In up to a third of babies born with birth defects, prescription drugs may be to blame, says a review published today in The Obstetrician & Gynaecologist.
The prevalence of congenital abnormalities is estimated to be 2–3% of all births, of which around 1% are thought to be attributable to prescription drug use during pregnancy, say the authors.
Prescription drug use during pregnancy is common, but not enough is known about how these may affect the developing fetus, they conclude.
Most mums to be take medication for pregnancy-related complaints and minor infections. But a small proportion do so for chronic conditions, such as asthma, depression, or high blood pressure.
The authors reviewed the evidence on anti-epileptics and antidepressants taken during pregnancy in particular. In an estimated 1 in 250 pregnancies mums to be take anti-epileptic medication.
National Institute for Health and Clinical Excellence guidelines state that it is not possible to comment on the risks of physical abnormalities potentially caused by the drugs in view of the limited data available.
The review looked at preliminary data collated from the UK Epilepsy and Pregnancy Register which found that the risk of congenital malformations with the use of one anti epilepsy drug was 3.7% (n = 2598), and 6.0% (n = 770) for those women taking two or more.
Up to 4% of women take antidepressants during pregnancy, with 2.3% taking selective serotonin reuptake inhibitors (SSRIs).
A large birth defect registry study found no association between maternal SSRI use and cardiac abnormalities. But the review points out that antidepressant use in late pregnancy is associated with neonatal complications such as premature birth, feeding problems, respiratory distress syndrome, endocrine and metabolic disorders and temperature regulation disorders.
The review concludes that our evidence base for using prescription drugs in pregnancy remains limited and that drug companies do not recruit pregnant women to their clinical trials unless the drug in question is for the treatment of disease associated with pregnancy.
Alastair Sutcliffe, Reader in Child Health, UCL Institute of Child Health and co-author of the review commented: “Pregnant women are excluded from clinical trials, which means when new drugs are released there is almost no information on their safety and efficacy in pregnancy.”
The journal’s Editor–in-Chief, Jason Waugh said: “The maternal physiological changes that occur during pregnancy can alter what the body does to the drug in some cases. More research is needed into the fetal effects of some drugs as there are big gaps in our knowledge.”
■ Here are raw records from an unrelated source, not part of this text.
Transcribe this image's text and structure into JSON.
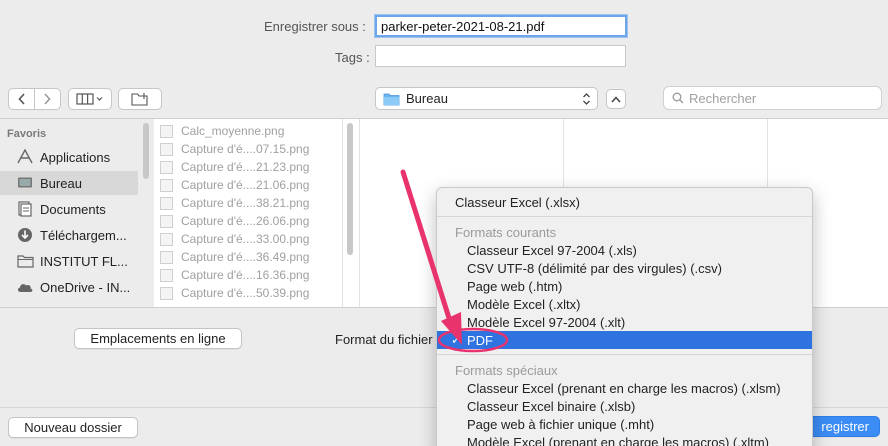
{
  "save": {
    "save_as_label": "Enregistrer sous :",
    "filename": "parker-peter-2021-08-21.pdf",
    "tags_label": "Tags :",
    "tags_value": ""
  },
  "toolbar": {
    "location": "Bureau",
    "search_placeholder": "Rechercher"
  },
  "sidebar": {
    "title": "Favoris",
    "items": [
      {
        "label": "Applications",
        "icon": "applications-icon"
      },
      {
        "label": "Bureau",
        "icon": "desktop-icon"
      },
      {
        "label": "Documents",
        "icon": "documents-icon"
      },
      {
        "label": "Téléchargem...",
        "icon": "downloads-icon"
      },
      {
        "label": "INSTITUT FL...",
        "icon": "folder-icon"
      },
      {
        "label": "OneDrive - IN...",
        "icon": "cloud-icon"
      }
    ]
  },
  "files": [
    "Calc_moyenne.png",
    "Capture d'é....07.15.png",
    "Capture d'é....21.23.png",
    "Capture d'é....21.06.png",
    "Capture d'é....38.21.png",
    "Capture d'é....26.06.png",
    "Capture d'é....33.00.png",
    "Capture d'é....36.49.png",
    "Capture d'é....16.36.png",
    "Capture d'é....50.39.png"
  ],
  "options": {
    "online_locations": "Emplacements en ligne",
    "format_label": "Format du fichier"
  },
  "footer": {
    "new_folder": "Nouveau dossier",
    "save_button": "Enregistrer",
    "save_button_visible": "registrer"
  },
  "format_menu": {
    "top_item": "Classeur Excel (.xlsx)",
    "common_header": "Formats courants",
    "common": [
      "Classeur Excel 97-2004 (.xls)",
      "CSV UTF-8 (délimité par des virgules) (.csv)",
      "Page web (.htm)",
      "Modèle Excel (.xltx)",
      "Modèle Excel 97-2004 (.xlt)"
    ],
    "selected": "PDF",
    "special_header": "Formats spéciaux",
    "special": [
      "Classeur Excel (prenant en charge les macros) (.xlsm)",
      "Classeur Excel binaire (.xlsb)",
      "Page web à fichier unique (.mht)",
      "Modèle Excel (prenant en charge les macros) (.xltm)"
    ]
  },
  "colors": {
    "accent": "#2e73e0",
    "annotation": "#e8336d"
  }
}
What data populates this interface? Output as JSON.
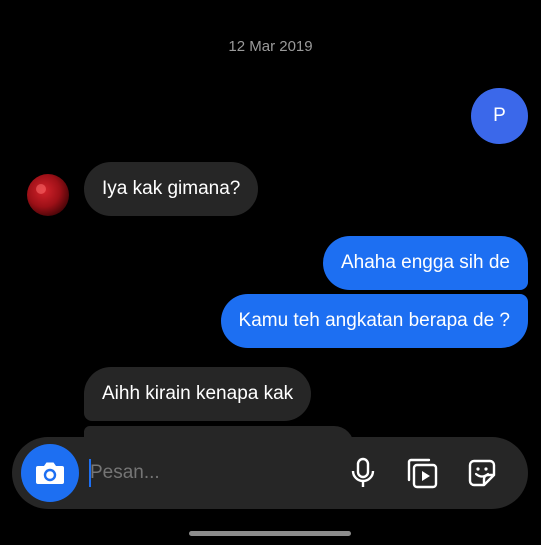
{
  "conversation": {
    "date_label": "12 Mar 2019",
    "messages": [
      {
        "id": "m1",
        "sender": "me",
        "text": "P"
      },
      {
        "id": "m2",
        "sender": "other",
        "text": "Iya kak gimana?"
      },
      {
        "id": "m3",
        "sender": "me",
        "text": "Ahaha engga sih de"
      },
      {
        "id": "m4",
        "sender": "me",
        "text": "Kamu teh angkatan berapa de ?"
      },
      {
        "id": "m5",
        "sender": "other",
        "text": "Aihh kirain kenapa kak"
      }
    ]
  },
  "composer": {
    "placeholder": "Pesan...",
    "icons": {
      "camera": "camera-icon",
      "microphone": "microphone-icon",
      "gallery": "gallery-icon",
      "sticker": "sticker-icon"
    }
  },
  "colors": {
    "background": "#000000",
    "sent_bubble": "#1d6ff2",
    "received_bubble": "#262626",
    "accent": "#1d6ff2"
  }
}
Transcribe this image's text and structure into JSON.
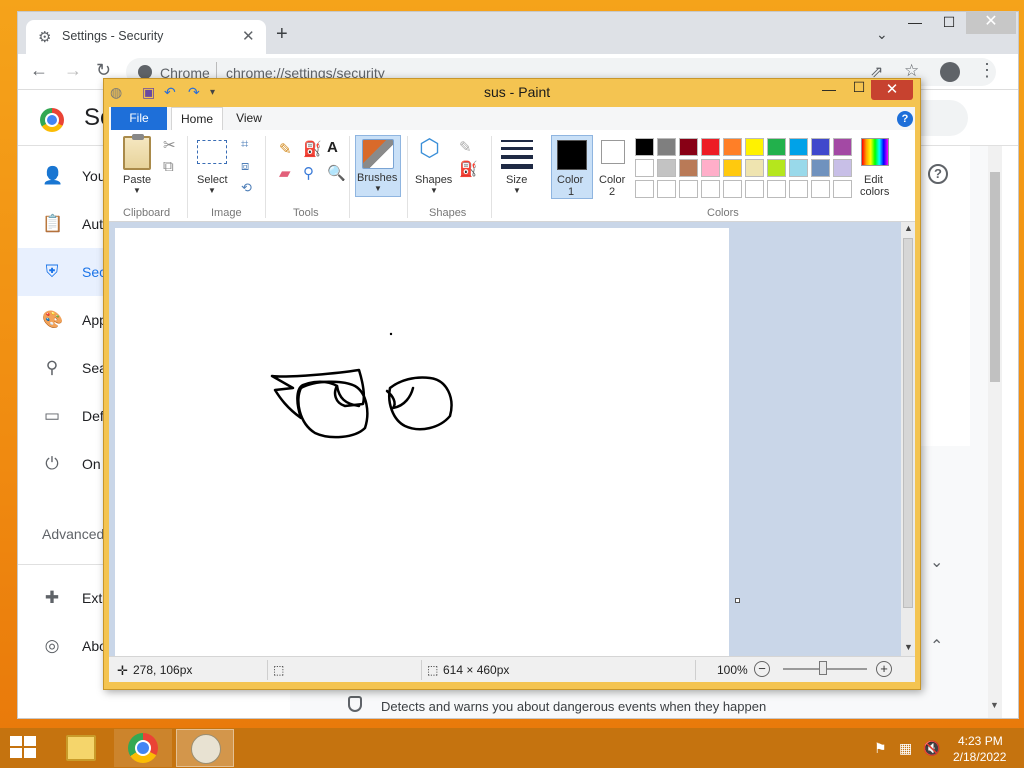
{
  "chrome": {
    "tab_title": "Settings - Security",
    "omnibox_site": "Chrome",
    "omnibox_url": "chrome://settings/security",
    "page_title": "Se",
    "sidebar": [
      {
        "label": "You",
        "icon": "person-icon"
      },
      {
        "label": "Aut",
        "icon": "clipboard-icon"
      },
      {
        "label": "Sec",
        "icon": "shield-icon",
        "active": true
      },
      {
        "label": "App",
        "icon": "palette-icon"
      },
      {
        "label": "Sea",
        "icon": "search-icon"
      },
      {
        "label": "Def",
        "icon": "browser-icon"
      },
      {
        "label": "On",
        "icon": "power-icon"
      }
    ],
    "advanced_label": "Advanced",
    "sidebar_bottom": [
      {
        "label": "Ext",
        "icon": "puzzle-icon"
      },
      {
        "label": "Abo",
        "icon": "chrome-icon"
      }
    ],
    "row_text": "Detects and warns you about dangerous events when they happen",
    "help_glyph": "?"
  },
  "paint": {
    "title": "sus - Paint",
    "tabs": {
      "file": "File",
      "home": "Home",
      "view": "View"
    },
    "ribbon": {
      "paste": "Paste",
      "select": "Select",
      "brushes": "Brushes",
      "shapes": "Shapes",
      "size": "Size",
      "color1_line1": "Color",
      "color1_line2": "1",
      "color2_line1": "Color",
      "color2_line2": "2",
      "edit_colors_line1": "Edit",
      "edit_colors_line2": "colors",
      "groups": {
        "clipboard": "Clipboard",
        "image": "Image",
        "tools": "Tools",
        "shapes": "Shapes",
        "colors": "Colors"
      }
    },
    "palette_row1": [
      "#000000",
      "#7f7f7f",
      "#880015",
      "#ed1c24",
      "#ff7f27",
      "#fff200",
      "#22b14c",
      "#00a2e8",
      "#3f48cc",
      "#a349a4"
    ],
    "palette_row2": [
      "#ffffff",
      "#c3c3c3",
      "#b97a57",
      "#ffaec9",
      "#ffc90e",
      "#efe4b0",
      "#b5e61d",
      "#99d9ea",
      "#7092be",
      "#c8bfe7"
    ],
    "palette_row3": [
      "#ffffff",
      "#ffffff",
      "#ffffff",
      "#ffffff",
      "#ffffff",
      "#ffffff",
      "#ffffff",
      "#ffffff",
      "#ffffff",
      "#ffffff"
    ],
    "status": {
      "cursor_pos": "278, 106px",
      "image_size": "614 × 460px",
      "zoom": "100%"
    }
  },
  "taskbar": {
    "time": "4:23 PM",
    "date": "2/18/2022"
  }
}
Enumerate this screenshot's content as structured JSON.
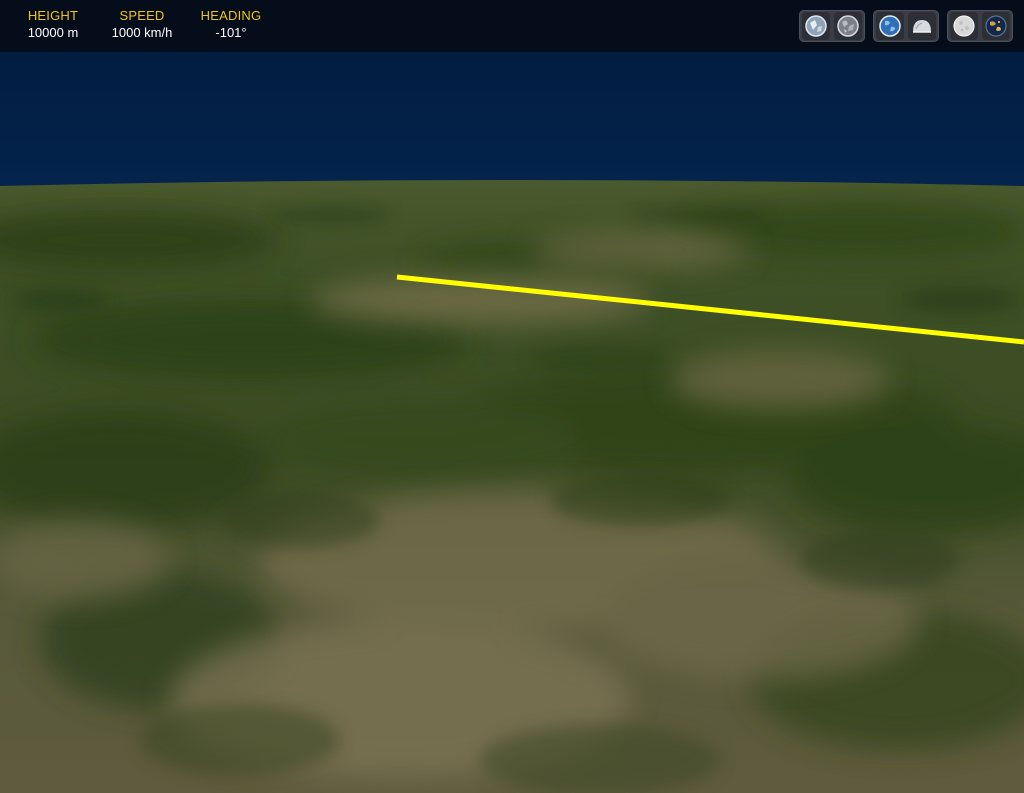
{
  "hud": {
    "height": {
      "label": "HEIGHT",
      "value": "10000 m"
    },
    "speed": {
      "label": "SPEED",
      "value": "1000 km/h"
    },
    "heading": {
      "label": "HEADING",
      "value": "-101°"
    }
  },
  "controls": {
    "groups": [
      {
        "buttons": [
          "map-view-icon",
          "satellite-view-icon"
        ]
      },
      {
        "buttons": [
          "globe-view-icon",
          "dome-view-icon"
        ]
      },
      {
        "buttons": [
          "moon-icon",
          "earth-night-icon"
        ]
      }
    ]
  },
  "scene": {
    "flight_path_color": "#ffff00",
    "sky_color": "#03224a",
    "terrain_color": "#4a5a2a"
  }
}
Chan M,Wong ICK, Sutcliffe AG. Prescription drug use in pregnancy: more evidence of safety is needed. The Obstetrician & Gynaecologist 2012; 14: 87–92.